A growing body of evidence shows that MRI can help physicians detect a larger percentage of aggressive cancers than conventional biopsies. Current medical practices dictate use of the prostate-specific antigen (PSA) test, which is followed up with a biopsy if PSA levels are determined to be high. Nonetheless, traditional ultrasound guided biopsies cannot always accurately target suspicious nodules, forcing patients to resubmit themselves to an uncomfortable procedure to achieve conclusive results.
MRI in Prostate Cancer Detection and Treatment
According to one study, published in July 2014 in European Urology, MRI used to detect prostate cancer can help triage patients with suspicious findings for targeted biopsy:
- • Reduce the number of cores taken by 84 percent
- • Reduce the number of biopsies by 36 percent
- • Reduce detection of low-risk cancer by 87 percent,
- • Increase detection of intermediate, and high-risk cancer by 18 percent.
Sumathi Reddy, consumer health columnist for the Wall Street Journal, notes in one article: “Because conventional biopsies can’t always distinguish when a cancer is clinically insignificant, patients sometimes undergo unnecessary surgery, radiation or other therapy. Such overtreatment has been a concern in the medical community for some time.”
Controversy over MRI as New Screening Standard.
A common objection to MRI screening use is that there are not many radiologists skilled in interpreting prostate MRI exams. Reddy remarks, “While it is important to note that experience matters, radiologists experienced with MRI in prostate cancer detection can offer greater clarity regarding rising PSA levels, prostate cancer diagnoses and prostate cancer prognoses.”
“Improved imaging with MRI may allow one to confidently recommend surveillance to a greater number of patients and to discover aggressive disease in areas that are not usually biopsied,” said Center for Cancer Research at the National Cancer Institute Clinical Director William Dahut, M.D. “No technology is perfect, that’s for sure. However, it is clear that our tools and ability to use these tools continues to markedly improve.”

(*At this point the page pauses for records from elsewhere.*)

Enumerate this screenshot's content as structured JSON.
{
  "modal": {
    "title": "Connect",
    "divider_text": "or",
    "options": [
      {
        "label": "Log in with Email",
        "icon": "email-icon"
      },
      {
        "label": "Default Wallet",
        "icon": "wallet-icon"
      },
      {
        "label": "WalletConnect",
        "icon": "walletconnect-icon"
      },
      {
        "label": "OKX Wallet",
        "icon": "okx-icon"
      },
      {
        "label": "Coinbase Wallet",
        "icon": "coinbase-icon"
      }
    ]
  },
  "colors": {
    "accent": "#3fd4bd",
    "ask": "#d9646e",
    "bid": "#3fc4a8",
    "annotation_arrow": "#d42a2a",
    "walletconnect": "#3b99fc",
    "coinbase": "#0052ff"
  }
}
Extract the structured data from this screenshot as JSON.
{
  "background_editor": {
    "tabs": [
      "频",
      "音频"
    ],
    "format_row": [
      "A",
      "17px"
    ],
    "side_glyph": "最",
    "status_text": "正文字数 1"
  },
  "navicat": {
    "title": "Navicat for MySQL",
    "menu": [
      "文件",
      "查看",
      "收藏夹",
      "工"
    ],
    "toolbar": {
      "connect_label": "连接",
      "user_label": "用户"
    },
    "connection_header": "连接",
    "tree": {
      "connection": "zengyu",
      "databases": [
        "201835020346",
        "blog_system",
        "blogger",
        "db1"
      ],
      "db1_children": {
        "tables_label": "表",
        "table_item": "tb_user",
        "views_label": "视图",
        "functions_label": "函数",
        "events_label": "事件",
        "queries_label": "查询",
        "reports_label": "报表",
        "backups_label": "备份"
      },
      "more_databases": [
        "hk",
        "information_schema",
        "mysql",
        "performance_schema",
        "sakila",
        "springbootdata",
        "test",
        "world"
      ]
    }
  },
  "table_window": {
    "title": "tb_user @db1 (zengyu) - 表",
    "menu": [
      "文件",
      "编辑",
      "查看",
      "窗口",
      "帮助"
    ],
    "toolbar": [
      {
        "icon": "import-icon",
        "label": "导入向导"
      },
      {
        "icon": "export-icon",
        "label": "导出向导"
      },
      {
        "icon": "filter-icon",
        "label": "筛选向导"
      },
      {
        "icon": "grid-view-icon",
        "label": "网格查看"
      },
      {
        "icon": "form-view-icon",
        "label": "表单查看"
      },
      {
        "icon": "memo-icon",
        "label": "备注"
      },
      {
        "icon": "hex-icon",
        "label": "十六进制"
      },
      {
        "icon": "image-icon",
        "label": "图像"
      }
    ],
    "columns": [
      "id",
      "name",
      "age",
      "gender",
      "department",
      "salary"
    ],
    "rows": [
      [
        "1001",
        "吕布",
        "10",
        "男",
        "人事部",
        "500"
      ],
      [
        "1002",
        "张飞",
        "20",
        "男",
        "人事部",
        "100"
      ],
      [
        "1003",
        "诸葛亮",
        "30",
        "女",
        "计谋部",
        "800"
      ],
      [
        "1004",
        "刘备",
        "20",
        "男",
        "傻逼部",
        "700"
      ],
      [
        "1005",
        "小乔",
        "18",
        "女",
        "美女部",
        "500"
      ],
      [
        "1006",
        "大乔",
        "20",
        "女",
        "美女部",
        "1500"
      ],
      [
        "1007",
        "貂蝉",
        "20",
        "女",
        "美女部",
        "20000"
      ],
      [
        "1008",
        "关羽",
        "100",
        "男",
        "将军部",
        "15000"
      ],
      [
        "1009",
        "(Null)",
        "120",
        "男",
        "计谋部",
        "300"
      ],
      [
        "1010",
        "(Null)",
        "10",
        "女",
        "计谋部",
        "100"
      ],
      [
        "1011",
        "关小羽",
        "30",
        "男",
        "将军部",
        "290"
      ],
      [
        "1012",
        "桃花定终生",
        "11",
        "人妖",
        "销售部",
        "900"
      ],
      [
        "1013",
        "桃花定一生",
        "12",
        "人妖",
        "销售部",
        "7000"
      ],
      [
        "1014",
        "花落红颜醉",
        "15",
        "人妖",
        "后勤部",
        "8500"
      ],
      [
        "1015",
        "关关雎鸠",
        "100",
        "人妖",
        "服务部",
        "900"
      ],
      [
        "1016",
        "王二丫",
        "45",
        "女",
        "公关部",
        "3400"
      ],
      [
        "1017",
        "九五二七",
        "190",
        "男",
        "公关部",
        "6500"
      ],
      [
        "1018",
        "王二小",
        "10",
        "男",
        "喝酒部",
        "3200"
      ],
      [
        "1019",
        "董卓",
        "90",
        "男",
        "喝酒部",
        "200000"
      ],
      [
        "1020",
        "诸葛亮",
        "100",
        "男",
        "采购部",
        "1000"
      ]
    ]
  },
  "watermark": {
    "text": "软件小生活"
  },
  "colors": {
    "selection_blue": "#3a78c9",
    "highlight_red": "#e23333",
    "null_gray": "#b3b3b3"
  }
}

The Center for Diagnostic Imaging is confident in the continued growth of prostate MRI exams, as it offers patients more accurate information about their disease to inform treatment decisions. MRI may well be the next frontier for cancer detection, as well as the new alternative to the current standard of care.